Description: Natural Order, Rosaceae. A tree native to the table-lands of Abyssinia, twenty or more feet in height. Leaves alternate, interruptedly pinnate; flowers dioecious, small, greenish, turning purple, on hairy peduncles.
Uses: The flowers of this tree are the medicinal portion; and appear in commerce in compressed and broken bunches, a foot or more long. They contain a peculiar volatile oil, some bitter resin, and some tannin. It is held in marvelous estimation in Abyssinia, as a remedy for the tapeworm and as a drastic purge; but European and American experience scarcely bears out its reputation.
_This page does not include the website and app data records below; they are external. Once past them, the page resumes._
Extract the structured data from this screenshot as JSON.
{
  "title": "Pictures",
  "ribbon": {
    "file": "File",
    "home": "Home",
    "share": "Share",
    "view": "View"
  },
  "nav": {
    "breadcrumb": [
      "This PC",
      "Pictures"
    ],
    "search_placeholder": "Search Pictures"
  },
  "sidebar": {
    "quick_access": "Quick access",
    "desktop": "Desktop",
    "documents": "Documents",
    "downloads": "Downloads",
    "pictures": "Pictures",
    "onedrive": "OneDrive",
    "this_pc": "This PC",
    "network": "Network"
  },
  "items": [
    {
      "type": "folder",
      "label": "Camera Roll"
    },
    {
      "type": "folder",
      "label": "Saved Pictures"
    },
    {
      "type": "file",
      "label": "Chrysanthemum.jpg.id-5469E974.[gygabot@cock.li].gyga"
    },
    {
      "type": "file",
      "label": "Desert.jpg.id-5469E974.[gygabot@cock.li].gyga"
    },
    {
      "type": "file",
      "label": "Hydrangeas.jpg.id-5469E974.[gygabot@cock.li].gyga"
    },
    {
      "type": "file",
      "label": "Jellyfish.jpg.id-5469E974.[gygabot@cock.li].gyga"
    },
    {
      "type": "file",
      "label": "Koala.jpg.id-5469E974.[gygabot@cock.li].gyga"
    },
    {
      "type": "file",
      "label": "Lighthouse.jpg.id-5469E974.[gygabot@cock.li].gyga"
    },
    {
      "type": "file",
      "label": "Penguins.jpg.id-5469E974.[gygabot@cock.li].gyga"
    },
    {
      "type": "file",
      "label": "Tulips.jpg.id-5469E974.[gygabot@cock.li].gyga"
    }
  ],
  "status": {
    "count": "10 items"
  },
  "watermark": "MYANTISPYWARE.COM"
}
The following is condensed from Pereira:
The physiological effects are not in general very great. The flavor, though not strong, is not agreeable, and may create disgust. It sometimes excites heat, nausea, even vomiting, and thirst; and acts on the bowels only occasionally. Its anthelmintic properties depend entirely on its poisoning the worm; and it often has to be followed by a cathartic. In the case of a French woman, it brought away the worms, only one of which retained any life. The conflicting results following its use are doubtless due to the fact that it sensibly loses its properties by age. It seems most effective against the Tenia solium; but has been known to expel the tapeworm of Switzerland–Bothriocephalus latus. No ill effects have resulted from its use in this country. It is administered by infusion, which may be prepared as follows: Kousso, in fine powder, one ounce; boiling water, four ounces. Infuse in a covered vessel for fifteen minutes. Take it in the morning, fasting, by stirring up this infusion and drinking powder and all, at three or four doses ten minutes apart. If the bowels do not move in four hours, take a prompt purge.
The Physiomedical Dispensatory, 1869, was written by William Cook, M.D.
It was scanned by Paul Bergner at http://medherb.com